Dara: Autumn (Sunita Mani) is the femme fatale. Robin (Dara Katz) is the book worm (because she wears glasses). Candace (Betsy Kenney) is Corey’s twin and gives great advice and has really great hair. Corey (Casey Jost) is the boy next door/popular guy. Candace and Corey’s parents decided to live in a car so the gang can live in their house. 
Lee (Jonathan Braylock) is the jock.

IFC: Why do you think the world is ready for this series?

Dara: Because everyone’s feeling major ’90s nostalgia right now, and this is that, on steroids while also being a totally new, silly thing.

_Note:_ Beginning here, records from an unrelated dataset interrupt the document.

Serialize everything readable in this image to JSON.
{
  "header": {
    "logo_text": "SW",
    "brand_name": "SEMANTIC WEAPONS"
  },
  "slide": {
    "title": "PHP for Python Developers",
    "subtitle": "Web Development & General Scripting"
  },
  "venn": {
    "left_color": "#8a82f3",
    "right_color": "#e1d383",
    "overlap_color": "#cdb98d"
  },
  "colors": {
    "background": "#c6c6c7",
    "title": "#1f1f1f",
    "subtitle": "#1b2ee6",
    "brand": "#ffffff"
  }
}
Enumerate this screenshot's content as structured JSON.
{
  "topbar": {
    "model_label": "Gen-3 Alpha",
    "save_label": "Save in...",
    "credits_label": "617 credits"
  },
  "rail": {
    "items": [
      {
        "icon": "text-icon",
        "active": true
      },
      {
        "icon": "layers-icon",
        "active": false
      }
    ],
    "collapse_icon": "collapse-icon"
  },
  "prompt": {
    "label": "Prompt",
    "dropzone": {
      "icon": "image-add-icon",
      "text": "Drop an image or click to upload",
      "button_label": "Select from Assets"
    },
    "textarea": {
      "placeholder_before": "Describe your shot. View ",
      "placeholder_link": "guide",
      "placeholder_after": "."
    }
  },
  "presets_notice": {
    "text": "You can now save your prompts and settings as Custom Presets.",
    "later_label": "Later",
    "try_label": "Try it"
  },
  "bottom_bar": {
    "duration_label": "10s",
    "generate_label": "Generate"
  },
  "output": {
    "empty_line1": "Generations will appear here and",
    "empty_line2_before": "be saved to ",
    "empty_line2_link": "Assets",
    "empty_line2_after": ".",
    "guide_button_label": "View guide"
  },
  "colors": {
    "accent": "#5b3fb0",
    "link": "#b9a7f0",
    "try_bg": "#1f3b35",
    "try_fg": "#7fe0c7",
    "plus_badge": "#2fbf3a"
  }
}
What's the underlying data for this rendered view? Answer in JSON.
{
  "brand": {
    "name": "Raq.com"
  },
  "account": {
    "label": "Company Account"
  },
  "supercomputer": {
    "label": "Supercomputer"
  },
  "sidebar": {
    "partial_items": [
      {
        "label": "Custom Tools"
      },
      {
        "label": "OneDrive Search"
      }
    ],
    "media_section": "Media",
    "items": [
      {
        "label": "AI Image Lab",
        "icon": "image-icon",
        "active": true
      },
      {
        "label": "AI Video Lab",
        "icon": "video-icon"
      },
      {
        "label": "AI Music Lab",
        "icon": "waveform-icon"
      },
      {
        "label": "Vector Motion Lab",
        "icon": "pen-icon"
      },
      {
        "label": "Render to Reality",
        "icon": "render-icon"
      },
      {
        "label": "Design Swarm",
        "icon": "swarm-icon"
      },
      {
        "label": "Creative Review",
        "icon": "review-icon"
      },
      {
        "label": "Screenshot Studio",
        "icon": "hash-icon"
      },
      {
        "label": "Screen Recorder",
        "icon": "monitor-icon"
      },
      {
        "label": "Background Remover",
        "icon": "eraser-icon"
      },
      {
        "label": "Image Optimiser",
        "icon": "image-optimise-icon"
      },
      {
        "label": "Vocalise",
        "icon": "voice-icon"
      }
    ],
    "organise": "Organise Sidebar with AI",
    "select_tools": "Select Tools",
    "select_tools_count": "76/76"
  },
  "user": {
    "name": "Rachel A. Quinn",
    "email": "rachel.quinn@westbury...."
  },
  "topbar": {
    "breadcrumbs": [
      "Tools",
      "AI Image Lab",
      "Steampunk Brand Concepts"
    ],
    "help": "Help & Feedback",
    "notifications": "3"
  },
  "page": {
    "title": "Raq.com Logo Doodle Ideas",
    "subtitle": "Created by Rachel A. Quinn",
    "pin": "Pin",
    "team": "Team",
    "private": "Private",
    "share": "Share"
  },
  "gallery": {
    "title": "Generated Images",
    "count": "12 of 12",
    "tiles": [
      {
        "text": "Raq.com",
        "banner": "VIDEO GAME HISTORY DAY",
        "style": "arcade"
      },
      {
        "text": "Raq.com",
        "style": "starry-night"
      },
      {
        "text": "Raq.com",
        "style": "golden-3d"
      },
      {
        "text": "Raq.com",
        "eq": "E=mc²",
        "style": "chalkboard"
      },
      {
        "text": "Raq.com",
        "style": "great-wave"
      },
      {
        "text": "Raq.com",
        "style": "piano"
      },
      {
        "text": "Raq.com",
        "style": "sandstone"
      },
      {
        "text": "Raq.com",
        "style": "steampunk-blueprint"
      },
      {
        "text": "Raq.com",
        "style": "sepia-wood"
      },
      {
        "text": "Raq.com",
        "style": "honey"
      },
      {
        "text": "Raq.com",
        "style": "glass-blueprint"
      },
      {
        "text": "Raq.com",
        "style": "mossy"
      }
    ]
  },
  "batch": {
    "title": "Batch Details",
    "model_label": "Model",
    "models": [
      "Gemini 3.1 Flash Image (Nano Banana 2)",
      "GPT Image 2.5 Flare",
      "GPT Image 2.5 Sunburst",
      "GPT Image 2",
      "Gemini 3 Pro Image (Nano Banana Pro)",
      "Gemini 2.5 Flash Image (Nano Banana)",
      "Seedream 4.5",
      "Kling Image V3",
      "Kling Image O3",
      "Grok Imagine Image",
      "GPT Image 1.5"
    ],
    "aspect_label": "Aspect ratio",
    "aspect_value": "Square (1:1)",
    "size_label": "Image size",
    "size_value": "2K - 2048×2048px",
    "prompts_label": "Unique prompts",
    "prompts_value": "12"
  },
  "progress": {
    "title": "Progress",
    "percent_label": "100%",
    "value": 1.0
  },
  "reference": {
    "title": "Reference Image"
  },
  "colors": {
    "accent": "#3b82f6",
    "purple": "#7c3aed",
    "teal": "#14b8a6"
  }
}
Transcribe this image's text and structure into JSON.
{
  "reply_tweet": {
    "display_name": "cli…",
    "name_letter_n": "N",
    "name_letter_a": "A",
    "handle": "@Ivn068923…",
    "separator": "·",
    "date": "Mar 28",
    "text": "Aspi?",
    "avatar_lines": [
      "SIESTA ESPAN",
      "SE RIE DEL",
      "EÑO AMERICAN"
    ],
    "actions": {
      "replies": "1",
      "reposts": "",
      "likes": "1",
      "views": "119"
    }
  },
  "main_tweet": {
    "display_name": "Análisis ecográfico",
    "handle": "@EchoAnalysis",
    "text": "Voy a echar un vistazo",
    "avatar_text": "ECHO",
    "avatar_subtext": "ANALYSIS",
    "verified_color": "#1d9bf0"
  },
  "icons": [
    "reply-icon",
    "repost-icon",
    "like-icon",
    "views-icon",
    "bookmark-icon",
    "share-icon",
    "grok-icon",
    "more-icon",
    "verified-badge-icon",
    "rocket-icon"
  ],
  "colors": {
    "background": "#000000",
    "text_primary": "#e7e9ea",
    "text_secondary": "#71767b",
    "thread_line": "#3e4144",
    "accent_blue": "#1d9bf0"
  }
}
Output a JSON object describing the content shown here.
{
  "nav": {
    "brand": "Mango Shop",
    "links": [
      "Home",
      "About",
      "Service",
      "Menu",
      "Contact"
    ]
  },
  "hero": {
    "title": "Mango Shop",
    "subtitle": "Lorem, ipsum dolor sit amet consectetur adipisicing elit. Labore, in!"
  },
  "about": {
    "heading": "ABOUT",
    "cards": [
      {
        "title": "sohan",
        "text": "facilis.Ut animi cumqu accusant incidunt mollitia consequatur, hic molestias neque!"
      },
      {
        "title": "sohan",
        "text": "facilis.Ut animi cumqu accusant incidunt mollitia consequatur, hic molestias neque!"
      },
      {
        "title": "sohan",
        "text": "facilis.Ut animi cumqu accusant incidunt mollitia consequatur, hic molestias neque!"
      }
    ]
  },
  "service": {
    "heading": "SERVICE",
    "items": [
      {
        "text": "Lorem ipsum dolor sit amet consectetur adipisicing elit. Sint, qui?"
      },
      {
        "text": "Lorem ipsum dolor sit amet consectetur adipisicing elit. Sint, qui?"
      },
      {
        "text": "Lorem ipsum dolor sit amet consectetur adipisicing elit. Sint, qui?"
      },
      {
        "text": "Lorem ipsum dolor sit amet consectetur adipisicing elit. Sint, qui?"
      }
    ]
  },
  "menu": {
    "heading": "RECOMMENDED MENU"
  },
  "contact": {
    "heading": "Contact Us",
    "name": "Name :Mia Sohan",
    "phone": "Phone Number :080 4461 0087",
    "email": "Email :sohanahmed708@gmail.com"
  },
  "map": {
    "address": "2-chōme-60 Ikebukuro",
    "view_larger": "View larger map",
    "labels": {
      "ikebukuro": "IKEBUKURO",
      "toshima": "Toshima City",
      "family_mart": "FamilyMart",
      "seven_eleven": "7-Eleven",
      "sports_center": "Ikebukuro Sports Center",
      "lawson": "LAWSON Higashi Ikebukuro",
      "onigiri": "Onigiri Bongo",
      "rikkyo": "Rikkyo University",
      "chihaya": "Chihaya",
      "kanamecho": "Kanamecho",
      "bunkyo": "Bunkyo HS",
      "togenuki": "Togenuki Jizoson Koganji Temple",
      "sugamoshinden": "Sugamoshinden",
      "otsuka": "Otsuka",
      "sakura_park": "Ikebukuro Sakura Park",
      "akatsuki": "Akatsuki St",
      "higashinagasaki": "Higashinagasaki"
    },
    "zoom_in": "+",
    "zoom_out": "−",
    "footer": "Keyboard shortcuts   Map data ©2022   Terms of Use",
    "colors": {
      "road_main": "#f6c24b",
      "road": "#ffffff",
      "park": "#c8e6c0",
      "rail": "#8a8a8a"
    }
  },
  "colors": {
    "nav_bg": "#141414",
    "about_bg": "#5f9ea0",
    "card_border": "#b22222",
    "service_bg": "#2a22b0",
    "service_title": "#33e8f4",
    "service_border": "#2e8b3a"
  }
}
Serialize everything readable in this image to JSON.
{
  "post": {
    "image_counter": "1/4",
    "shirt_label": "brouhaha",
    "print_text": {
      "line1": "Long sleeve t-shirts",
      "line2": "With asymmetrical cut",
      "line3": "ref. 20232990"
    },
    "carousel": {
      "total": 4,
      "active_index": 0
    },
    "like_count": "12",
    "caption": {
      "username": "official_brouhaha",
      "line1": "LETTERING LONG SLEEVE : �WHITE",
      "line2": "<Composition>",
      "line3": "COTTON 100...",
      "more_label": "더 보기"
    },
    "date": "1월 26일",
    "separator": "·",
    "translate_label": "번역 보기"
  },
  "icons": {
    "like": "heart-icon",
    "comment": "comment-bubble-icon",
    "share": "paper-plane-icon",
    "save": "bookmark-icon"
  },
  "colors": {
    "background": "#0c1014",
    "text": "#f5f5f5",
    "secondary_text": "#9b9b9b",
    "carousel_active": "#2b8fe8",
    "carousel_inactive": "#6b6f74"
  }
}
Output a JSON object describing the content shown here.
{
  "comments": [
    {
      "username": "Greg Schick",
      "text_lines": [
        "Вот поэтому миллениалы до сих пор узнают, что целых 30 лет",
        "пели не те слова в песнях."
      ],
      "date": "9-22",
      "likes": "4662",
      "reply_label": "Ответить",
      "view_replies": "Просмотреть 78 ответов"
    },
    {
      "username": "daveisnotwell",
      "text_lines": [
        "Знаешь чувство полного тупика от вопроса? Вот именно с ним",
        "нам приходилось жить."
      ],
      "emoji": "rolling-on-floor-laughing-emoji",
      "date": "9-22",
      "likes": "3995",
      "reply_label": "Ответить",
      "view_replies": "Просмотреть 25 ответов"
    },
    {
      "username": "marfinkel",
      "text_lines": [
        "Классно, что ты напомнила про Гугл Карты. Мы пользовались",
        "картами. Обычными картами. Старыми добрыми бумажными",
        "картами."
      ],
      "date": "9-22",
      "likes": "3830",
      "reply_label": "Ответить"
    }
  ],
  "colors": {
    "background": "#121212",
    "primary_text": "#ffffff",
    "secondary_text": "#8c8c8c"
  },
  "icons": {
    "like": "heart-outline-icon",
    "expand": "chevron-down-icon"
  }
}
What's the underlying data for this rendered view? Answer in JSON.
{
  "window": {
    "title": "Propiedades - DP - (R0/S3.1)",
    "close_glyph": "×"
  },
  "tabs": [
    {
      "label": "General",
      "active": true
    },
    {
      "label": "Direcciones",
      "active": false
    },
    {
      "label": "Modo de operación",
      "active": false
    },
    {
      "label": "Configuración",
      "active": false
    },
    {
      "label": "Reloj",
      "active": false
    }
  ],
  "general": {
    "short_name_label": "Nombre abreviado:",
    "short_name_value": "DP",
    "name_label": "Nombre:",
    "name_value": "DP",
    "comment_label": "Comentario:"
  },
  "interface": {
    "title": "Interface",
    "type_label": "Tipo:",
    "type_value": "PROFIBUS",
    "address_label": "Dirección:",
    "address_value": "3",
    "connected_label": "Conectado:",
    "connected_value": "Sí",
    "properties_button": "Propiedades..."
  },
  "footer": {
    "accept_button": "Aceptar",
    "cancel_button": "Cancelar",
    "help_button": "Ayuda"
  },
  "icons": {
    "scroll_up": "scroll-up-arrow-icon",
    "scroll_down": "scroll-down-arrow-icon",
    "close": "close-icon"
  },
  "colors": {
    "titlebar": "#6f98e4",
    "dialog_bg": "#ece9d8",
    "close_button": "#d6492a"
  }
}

Delight in the whole season of The Place We Live right now on IFC’s Comedy Crib. It’ll take you back in all the right ways.